Model-Based versus PID Control
To demonstrate the superiority of Model-Based Control (MBC) over standard PID control with regard to performance and robustness.
Many modern thermal processing systems involve temperature control of heated plates. Typically, these plates are heated by infrared radiation from hot filaments (including tungsten halogen lamps) and the temperature is measured using pyrometers. In many cases the temperature of the system is controlled using a Proportional-Integral-Derivative (PID) controller. However, there are applications where the temperature must be ramped up (or ramped down) rapidly while maintaining good temperature uniformity and with tight performance limits. In these cases, it may be difficult, or even impossible, to achieve the desired performance using PID controllers. In addition, the dynamic response of these systems typically changes considerably with operating conditions such as temperature, process gas composition, wafer emissivity, or wall emissivity (e.g., in systems where walls become coated during the deposition process). These changing operating conditions can make it difficult to tune a PID controller to achieve the desired performance over a broad range of operating conditions.
To improve performance in such situations, PID controllers are often gain-scheduled using different PID gains for different operating conditions. However, the limitations of PID control still apply, and gain-scheduling increases the amount of effort needed to tune the gains. Alternatively, even more complex controllers can be designed, such as Linear Quadratic Gaussian (LQG) controllers, but this requires the close involvement of an expert in the field of systems and control which is impractical in fabs.
SC Solutions has developed and refined a model-based control approach that can achieve good performance for a wide range of operating conditions. In this approach, e.g. for temperature control, a mathematical model of the relevant physics of the system is directly incorporated into the feedback controller. Thus, the controller incorporates knowledge of how the system dynamics change with the operating temperature.
Once the plant model is developed using information of the chamber geometry, material properties, etc., the controller design is relatively simple compared to an LQG controller. The design of the controller comes down to a few simple choices, such as the selection of the bandwidth of the desired closed-loop system. The set of graphs in the two figures below show the superior performance of the MBC controller compared to a standard PID controller for a heated plate.
In another simulation study, we compared the robustness and performance of this model-based controller to that of a gain-scheduled PID controller, as well as an LQG controller for a range of plate properties and operating conditions.
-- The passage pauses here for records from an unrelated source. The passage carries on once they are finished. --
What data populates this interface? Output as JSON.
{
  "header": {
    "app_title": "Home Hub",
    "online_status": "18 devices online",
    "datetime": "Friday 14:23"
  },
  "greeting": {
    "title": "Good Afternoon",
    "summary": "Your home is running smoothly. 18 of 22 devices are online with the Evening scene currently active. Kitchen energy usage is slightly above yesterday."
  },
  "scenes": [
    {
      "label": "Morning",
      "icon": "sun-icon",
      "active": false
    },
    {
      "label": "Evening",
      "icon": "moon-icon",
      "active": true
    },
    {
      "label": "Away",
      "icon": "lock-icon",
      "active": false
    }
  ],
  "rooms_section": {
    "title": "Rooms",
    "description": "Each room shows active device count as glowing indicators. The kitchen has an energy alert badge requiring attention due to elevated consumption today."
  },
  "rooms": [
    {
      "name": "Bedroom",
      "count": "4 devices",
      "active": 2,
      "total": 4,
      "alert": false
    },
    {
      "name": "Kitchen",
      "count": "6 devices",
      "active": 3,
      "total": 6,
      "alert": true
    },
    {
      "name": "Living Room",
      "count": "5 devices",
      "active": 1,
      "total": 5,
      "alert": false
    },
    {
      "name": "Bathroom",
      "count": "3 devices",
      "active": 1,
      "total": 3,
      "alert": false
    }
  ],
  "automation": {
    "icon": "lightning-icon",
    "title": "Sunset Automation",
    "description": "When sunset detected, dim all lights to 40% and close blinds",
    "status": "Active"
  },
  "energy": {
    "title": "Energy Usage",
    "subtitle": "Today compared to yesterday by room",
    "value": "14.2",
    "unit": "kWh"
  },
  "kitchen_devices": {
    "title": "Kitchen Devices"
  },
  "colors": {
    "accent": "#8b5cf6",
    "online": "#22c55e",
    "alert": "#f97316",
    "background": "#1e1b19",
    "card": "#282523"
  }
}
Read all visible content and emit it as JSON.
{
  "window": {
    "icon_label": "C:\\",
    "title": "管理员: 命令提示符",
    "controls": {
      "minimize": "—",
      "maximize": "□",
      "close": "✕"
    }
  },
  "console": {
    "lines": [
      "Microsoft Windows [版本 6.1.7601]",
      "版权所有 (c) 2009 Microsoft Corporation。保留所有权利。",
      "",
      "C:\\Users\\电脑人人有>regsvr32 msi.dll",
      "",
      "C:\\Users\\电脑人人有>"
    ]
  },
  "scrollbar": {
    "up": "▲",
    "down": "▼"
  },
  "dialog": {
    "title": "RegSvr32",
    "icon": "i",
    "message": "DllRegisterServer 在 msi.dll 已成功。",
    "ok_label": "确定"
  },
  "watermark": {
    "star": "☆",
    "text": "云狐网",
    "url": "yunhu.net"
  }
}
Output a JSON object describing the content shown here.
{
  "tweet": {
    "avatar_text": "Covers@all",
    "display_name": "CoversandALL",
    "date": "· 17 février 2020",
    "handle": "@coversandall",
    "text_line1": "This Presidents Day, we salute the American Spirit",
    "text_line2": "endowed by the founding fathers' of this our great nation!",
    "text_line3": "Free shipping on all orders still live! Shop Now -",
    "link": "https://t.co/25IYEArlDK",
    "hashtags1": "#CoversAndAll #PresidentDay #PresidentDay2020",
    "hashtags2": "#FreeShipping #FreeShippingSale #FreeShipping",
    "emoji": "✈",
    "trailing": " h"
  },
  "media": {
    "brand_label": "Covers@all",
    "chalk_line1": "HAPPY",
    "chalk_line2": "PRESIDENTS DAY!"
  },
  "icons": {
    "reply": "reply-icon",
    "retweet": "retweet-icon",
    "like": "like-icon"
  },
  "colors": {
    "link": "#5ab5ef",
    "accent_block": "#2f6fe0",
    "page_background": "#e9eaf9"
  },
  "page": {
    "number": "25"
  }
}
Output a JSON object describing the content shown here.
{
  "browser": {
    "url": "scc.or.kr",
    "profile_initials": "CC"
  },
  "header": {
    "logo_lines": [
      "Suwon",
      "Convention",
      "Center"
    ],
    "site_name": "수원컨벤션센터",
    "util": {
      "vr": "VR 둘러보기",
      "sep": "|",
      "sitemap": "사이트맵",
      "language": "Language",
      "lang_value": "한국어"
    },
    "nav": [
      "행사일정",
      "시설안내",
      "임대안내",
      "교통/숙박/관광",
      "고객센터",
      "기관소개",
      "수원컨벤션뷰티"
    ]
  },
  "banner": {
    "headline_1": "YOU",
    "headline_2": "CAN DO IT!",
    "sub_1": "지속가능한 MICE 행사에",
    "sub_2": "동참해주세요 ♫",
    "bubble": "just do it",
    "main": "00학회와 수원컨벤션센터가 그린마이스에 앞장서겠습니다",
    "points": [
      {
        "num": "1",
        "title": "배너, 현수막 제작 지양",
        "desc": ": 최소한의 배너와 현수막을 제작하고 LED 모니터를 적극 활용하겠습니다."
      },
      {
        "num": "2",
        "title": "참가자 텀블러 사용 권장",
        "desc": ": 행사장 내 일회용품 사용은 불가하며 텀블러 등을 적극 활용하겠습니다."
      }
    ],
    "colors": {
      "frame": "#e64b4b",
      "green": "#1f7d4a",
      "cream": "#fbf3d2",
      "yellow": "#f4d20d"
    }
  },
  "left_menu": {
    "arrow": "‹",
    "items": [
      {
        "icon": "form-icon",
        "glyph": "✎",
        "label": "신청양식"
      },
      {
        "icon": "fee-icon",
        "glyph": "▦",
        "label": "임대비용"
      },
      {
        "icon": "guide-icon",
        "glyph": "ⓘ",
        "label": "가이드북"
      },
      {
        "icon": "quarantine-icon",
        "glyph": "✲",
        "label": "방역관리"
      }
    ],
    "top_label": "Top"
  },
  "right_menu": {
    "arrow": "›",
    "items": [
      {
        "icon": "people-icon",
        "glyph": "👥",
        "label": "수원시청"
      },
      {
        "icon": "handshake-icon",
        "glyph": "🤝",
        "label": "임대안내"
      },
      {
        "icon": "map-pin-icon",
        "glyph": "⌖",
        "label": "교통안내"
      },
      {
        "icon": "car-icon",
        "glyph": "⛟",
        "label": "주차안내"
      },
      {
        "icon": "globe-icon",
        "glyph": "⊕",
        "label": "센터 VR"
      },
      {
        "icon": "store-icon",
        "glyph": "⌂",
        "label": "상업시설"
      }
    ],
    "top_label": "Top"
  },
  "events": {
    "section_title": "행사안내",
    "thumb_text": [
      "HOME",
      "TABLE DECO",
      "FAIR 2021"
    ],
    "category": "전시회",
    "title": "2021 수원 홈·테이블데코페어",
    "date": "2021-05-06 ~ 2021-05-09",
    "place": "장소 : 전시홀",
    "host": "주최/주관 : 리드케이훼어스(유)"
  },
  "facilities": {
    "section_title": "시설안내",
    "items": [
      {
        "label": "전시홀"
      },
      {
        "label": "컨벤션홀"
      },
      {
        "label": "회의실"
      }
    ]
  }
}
In the set of graphs in the three figures shown below, the three control design methods are compared in terms of their ability to handle system modeling uncertainty, tracking performance (overshoot, settling time, etc.), and noise accommodation properties.
The simulation studies show that the model-based approach, as well as the LQG controller, yield significantly better performance and exhibit a much lower sensitivity to variation in system properties compared to a gain-scheduled PID controller, at the expense of a slight increase in noise sensitivity. The model-based controller has the added advantage of having a simpler and more intuitive design process than the more mathematically complex LQG controller.
Comparison of PID (blue), LQG (red), and MBC (green) for different target temperatures
When comparing Model-based Control (MBC) with standard Proportional-Integral-Derivative (PID) control, MBC has distinct benefits. This case study shows that in terms of performance, an MBC method outperforms a gain-scheduled PID controller in all performance areas such as overshoot, worst-case settling time, and robustness against system variations, at the expense of a slight increase in sensitivity to sensor noise. The model-based controller provides similar results as those obtained with the more mathematically-complex LQG controller, but has the advantage of a simplified and more intuitive design, resulting in the possibility of more efficient implementation and maintenance in a production environment.
The process of tuning of an MBC reduces to adjusting a simple ‘bandwidth’ knob in order to achieve the desired performance for the specific application. The design of the controller changes from ad-hoc tuning to modeling the performance-relevant system dynamics. Once a control-relevant model is derived, tuning of the MBC is quite straightforward.
While tuning simplicity is desirable, the primary advantage of Model-based Control is the superior performance that is achieved, which is a very important competitive advantage for our customers in today’s manufacturing environment.
More details regarding this comparison between MBC and PID are available in our publications. For further information, please contact us here.